Mobile version (beta). Download (pdf, . 4 Mb) Donate Read. Epub FB2 mobi txt RTF. Converted file can differ from the original. If possible, download the file in its original format.

By: Owen, Roger, 1935-. Subject(s): Middle East - Politics and government Africa, North - Politics and government December2013 m: - Text bookDDC classification: 32. 56.

The Nature and Development of the Modern State - Graeme Gill 2003.

State Power and Politics in the Making of the Modern Middle East. The Nature and Development of the Modern State - Graeme Gill 2003.

Roger Owen has fully revised and up-dated his authoritative text to take into account the considerable developments in the Middle East in the 1990's. As with the first edition, this book explores the emergence of individual Middle Eastern states since the fall of the Ottoman Empire at the end of the First World War and some of the key themes that have characterised the region.State Power and Politics in the Making of the Modern Middle East 2nd edition has been up-dated to take into account the end of the Cold War, the Gulf War and Israeli-Palestinian peace process. It also covers almost all Middle Eastern countries, including the member states of the Arab League, Iran, Israel and Turkey. Key themes such as the state and its formation, the role of the military within the political system, the politics of economic restructuring, democracy and electoral practice, and the changing relationship between religion and politics are explored. A new chapter looking at the role of non-state actors such as workers, women and Palestinians in the West Bank and Gaza is included.This book continues to serve as an excellent introduction for new-comers to the modern history and politics of a region that is usually portrayed as mysterious, unpredictable and violent.

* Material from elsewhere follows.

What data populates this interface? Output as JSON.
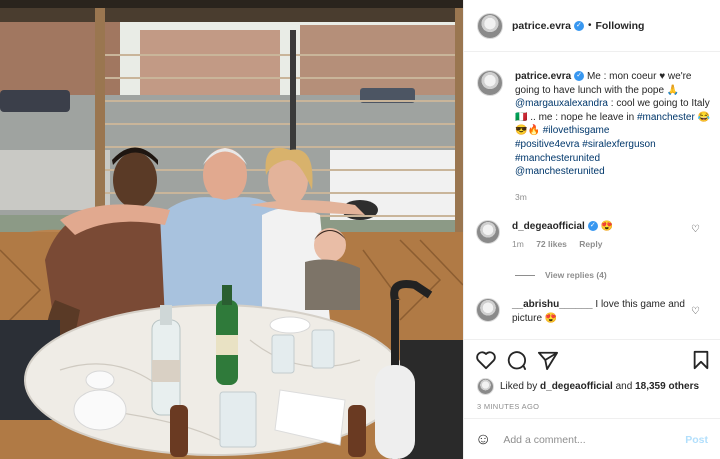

Kea
This volume is your basic political-economy, textbook approach to the modern middle east. At certain points, it tries to be cutting-edge, but the bland, standard approach to the subject matter makes for a dull read. Much better is Richard & Waterbury's POLITICAL ECONOMY OF THE MIDDLE EAST, which is much larger and contains much more interesting and indepth treatment of the Middle East. For those who may find that work daunting, however, this is small work is likely to be the best replacement. It's lighter and less bogged down with facts, figures and tables.
Quamar
This is a book by another "specialist" on the Middle East that would appeal to the common denominator reader. In an attempt to cover a wide scope of countries and issues and histories, Roger Owen, a well-respected authority in the subject matter, churns out a shallow text that does not even start getting to the issues at hand. It is a dull read that follows a standard template for what a professor believes should be fed to undergraduate students.

Professor Owen dwells in 280 pages on state building and political parties and movements, but lacks insight into events at the beginning of the 20th century that contradict his conclusions. I would not recommend this book for serious readers of Middle East issues or history, but it is useful for those under duress to produce a term paper at college.